**TO DO:** Copy out each line in the material below that has the word "ffffff".

── MATERIAL PROVIDED

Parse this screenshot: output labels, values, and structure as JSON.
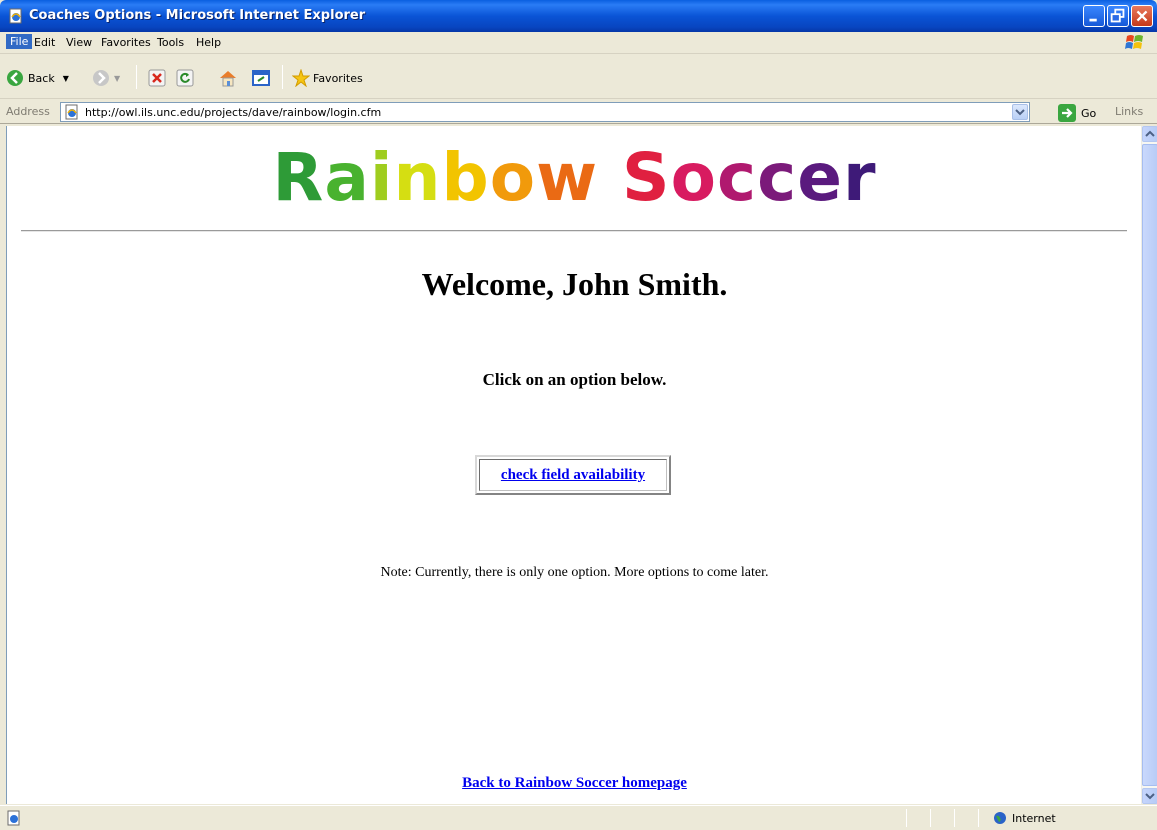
{
  "window": {
    "title": "Coaches Options - Microsoft Internet Explorer"
  },
  "menu": {
    "items": [
      "File",
      "Edit",
      "View",
      "Favorites",
      "Tools",
      "Help"
    ]
  },
  "toolbar": {
    "back_label": "Back",
    "favorites_label": "Favorites"
  },
  "address": {
    "label": "Address",
    "url": "http://owl.ils.unc.edu/projects/dave/rainbow/login.cfm",
    "go_label": "Go",
    "links_label": "Links"
  },
  "page": {
    "logo_letters": [
      {
        "ch": "R",
        "color": "#2e9b37"
      },
      {
        "ch": "a",
        "color": "#49b22f"
      },
      {
        "ch": "i",
        "color": "#9fcd1f"
      },
      {
        "ch": "n",
        "color": "#d5de12"
      },
      {
        "ch": "b",
        "color": "#f2c400"
      },
      {
        "ch": "o",
        "color": "#f19a0b"
      },
      {
        "ch": "w",
        "color": "#ea6a14"
      },
      {
        "ch": " ",
        "color": "#ffffff"
      },
      {
        "ch": "S",
        "color": "#e02040"
      },
      {
        "ch": "o",
        "color": "#d81b60"
      },
      {
        "ch": "c",
        "color": "#b0196f"
      },
      {
        "ch": "c",
        "color": "#7b1a7a"
      },
      {
        "ch": "e",
        "color": "#5a1a7e"
      },
      {
        "ch": "r",
        "color": "#3e1a78"
      }
    ],
    "welcome": "Welcome, John Smith.",
    "instruction": "Click on an option below.",
    "option_link": "check field availability",
    "note": "Note: Currently, there is only one option. More options to come later.",
    "back_link": "Back to Rainbow Soccer homepage"
  },
  "status": {
    "zone": "Internet"
  }
}
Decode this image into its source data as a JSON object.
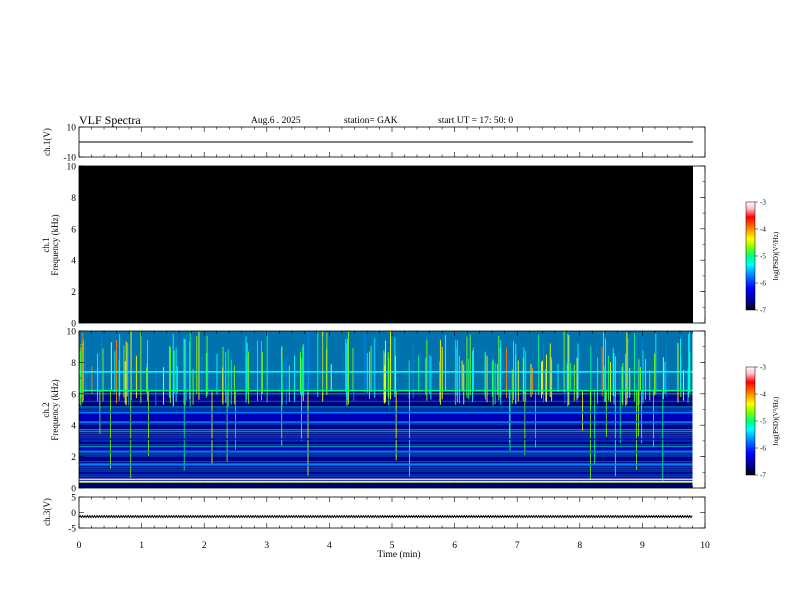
{
  "header": {
    "title": "VLF  Spectra",
    "date": "Aug.6   . 2025",
    "station": "station= GAK",
    "start_ut": "start  UT  =    17: 50: 0"
  },
  "chart_data": [
    {
      "name": "ch.1 waveform",
      "type": "line",
      "ylabel": "ch.1(V)",
      "ylim": [
        -10,
        10
      ],
      "y_ticks": [
        "10",
        "-10"
      ],
      "xlim": [
        0,
        10
      ],
      "trace_level": 0
    },
    {
      "name": "ch.1 spectrogram",
      "type": "heatmap",
      "ylabel": "ch.1\nFrequency  (kHz)",
      "ylim": [
        0,
        10
      ],
      "y_ticks": [
        "0",
        "2",
        "4",
        "6",
        "8",
        "10"
      ],
      "xlim": [
        0,
        9.8
      ],
      "state": "no signal (all below log PSD -7)",
      "colorbar": {
        "label": "log(PSD)(V²/Hz)",
        "range": [
          -7,
          -3
        ],
        "ticks": [
          "-3",
          "-4",
          "-5",
          "-6",
          "-7"
        ]
      }
    },
    {
      "name": "ch.2 spectrogram",
      "type": "heatmap",
      "ylabel": "ch.2\nFrequency  (kHz)",
      "ylim": [
        0,
        10
      ],
      "y_ticks": [
        "0",
        "2",
        "4",
        "6",
        "8",
        "10"
      ],
      "xlim": [
        0,
        9.8
      ],
      "bands_khz": [
        {
          "f": 0.4,
          "level": -4.5
        },
        {
          "f": 0.55,
          "level": -3.3
        },
        {
          "f": 1.5,
          "level": -6.0
        },
        {
          "f": 2.3,
          "level": -6.0
        },
        {
          "f": 3.1,
          "level": -6.1
        },
        {
          "f": 4.2,
          "level": -5.9
        },
        {
          "f": 4.8,
          "level": -5.8
        },
        {
          "f": 6.2,
          "level": -5.2
        },
        {
          "f": 7.4,
          "level": -5.6
        }
      ],
      "upper_band_khz": [
        6.2,
        10
      ],
      "upper_band_level": -5.5,
      "colorbar": {
        "label": "log(PSD)(V²/Hz)",
        "range": [
          -7,
          -3
        ],
        "ticks": [
          "-3",
          "-4",
          "-5",
          "-6",
          "-7"
        ]
      }
    },
    {
      "name": "ch.3 waveform",
      "type": "line",
      "ylabel": "ch.3(V)",
      "ylim": [
        -5,
        5
      ],
      "y_ticks": [
        "5",
        "0",
        "-5"
      ],
      "xlim": [
        0,
        10
      ],
      "trace_level": -1.3,
      "trace_amplitude": 0.3
    }
  ],
  "time_axis": {
    "xlabel": "Time  (min)",
    "ticks": [
      "0",
      "1",
      "2",
      "3",
      "4",
      "5",
      "6",
      "7",
      "8",
      "9",
      "10"
    ],
    "xlim": [
      0,
      10
    ]
  },
  "colors": {
    "colormap": [
      "#000000",
      "#00008b",
      "#0000ff",
      "#0080ff",
      "#00ffff",
      "#00ff80",
      "#80ff00",
      "#ffff00",
      "#ff8000",
      "#ff0000",
      "#ffc0d0",
      "#ffffff"
    ]
  }
}
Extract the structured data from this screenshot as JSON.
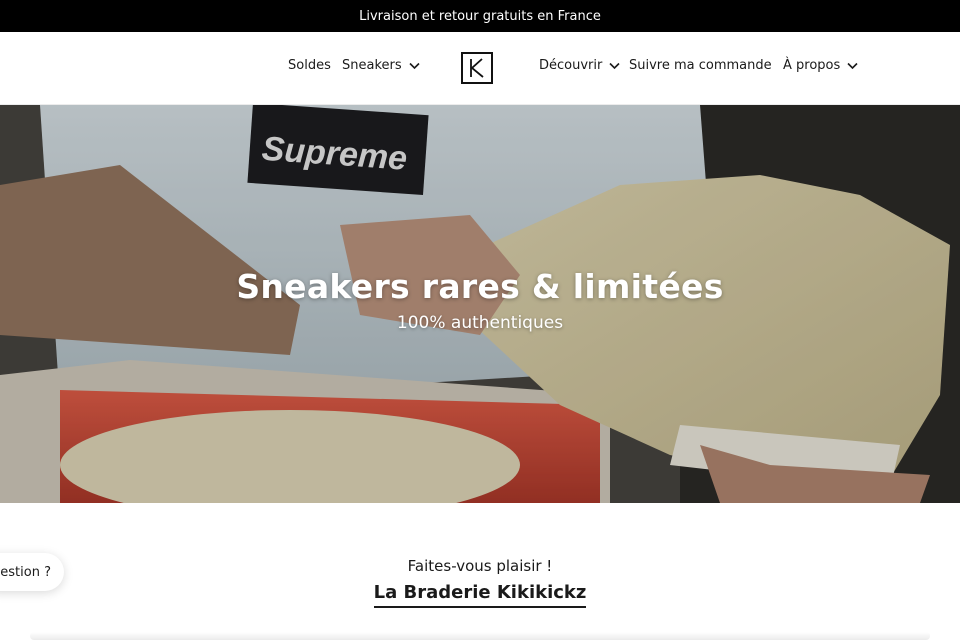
{
  "announcement": {
    "text": "Livraison et retour gratuits en France"
  },
  "nav": {
    "soldes": "Soldes",
    "sneakers": "Sneakers",
    "decouvrir": "Découvrir",
    "suivre": "Suivre ma commande",
    "apropos": "À propos",
    "logo_icon": "kikikickz-logo-icon",
    "chevron_icon": "chevron-down-icon"
  },
  "hero": {
    "title": "Sneakers rares & limitées",
    "subtitle": "100% authentiques",
    "supreme_label": "Supreme"
  },
  "section": {
    "kicker": "Faites-vous plaisir !",
    "title": "La Braderie Kikikickz"
  },
  "chat": {
    "label": "Une question ?"
  },
  "colors": {
    "announcement_bg": "#000000",
    "text": "#1a1a1a",
    "hero_text": "#ffffff"
  }
}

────

**EXERCISE ANSWER:**
        "color": "#ffffff"
      "#ffffff"
    "hero_text": "#ffffff"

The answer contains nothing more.